What to do in an Emergency
DO NOT start any vehicles for removal
DO NOT attempt to extinguish ignited fires on your own
DO NOT try to cover the damaged area with any material, including digger buckets
For incidents involving pipeline exposure, damage or signs of defects please contact Core Group on:
0800 267 347, 24 hours a day – even if it appears minor.
If you are unsure of who to contact call the NZ Fire Service, 111, in the first instance.
High Pressure Pipeline Locations
High pressure pipelines are located in registered easements located on private property which allow pipeline owners/operators to have access for inspection and maintenance, and to control activities to prevent possible pipeline damage. Easement widths do vary but they are generally 12 metres wide for a single pipeline and increase by 4 metres for each additional pipeline.
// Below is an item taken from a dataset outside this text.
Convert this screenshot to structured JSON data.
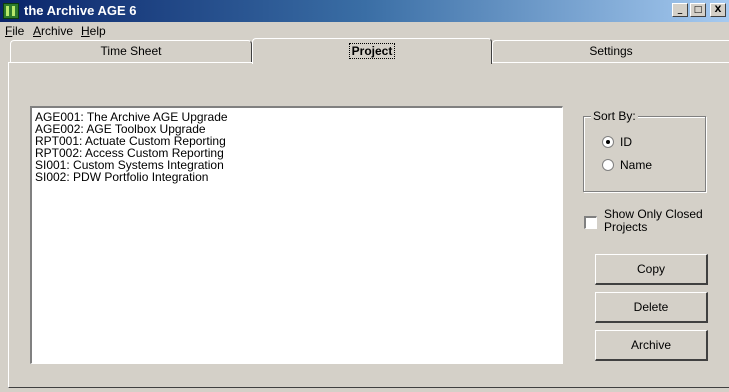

The location of high pressure gas and petroleum pipelines are clearly marked.
LOOK OUT FOR:
High pressure pipelines are buried with an approximate coverage of 900mm, although this can vary.
Any work which may affect the integrity of a pipeline or the surrounding easement needs to be approved by Core Group. For your own safety Core Group provides pipeline location, supervision and work permit services free of charge for up to four hours.
Permits to Work
You must obtain a permit for all works within an easement or road reserve near a high pressure pipeline, this includes:
The planting of shrubs and trees on the easement must be carefully controlled. Some planting is permitted but is dependent upon plant type, pipe depth, pipe-wrap type and water table depth.
Contact Core Group for advice on the allowable species and spacing and we will issue you with the appropriate permit.
How to Gain a Permit:
Pipeline Products and Leaks
Despite all precautions, leaks have occurred in pipeline systems around the world.
Pipeline signs indicate the product contained in the pipeline. Different products have different characteristics and any escaping product is potentially dangerous and warrants caution and immediate action when discovered.
Natural Gas is highly flammable. A leak on a gas pipeline may be recognised by the characteristic natural gas odour or the hiss of gas escaping from the pipeline. Dead, dying or discoloured vegetation can indicate leaks and the ground near the pipeline may be frozen.
Oil / condensate
Oil/Condensate is a flammable liquid with a hydrocarbon odour. Leaks in an oil/condensate pipeline may show the same signs as those from a gas pipeline with dead or dying vegetation. A small leak may do no more than moisten the surrounding soil but a large leak may create a pool of liquid.
Methanol is a flammable liquid which is toxic if ingested. It has no colour and little odour, and this makes it difficult to identify visually as it looks like water, so any suspected leak should be treated as being methanol until proven otherwise.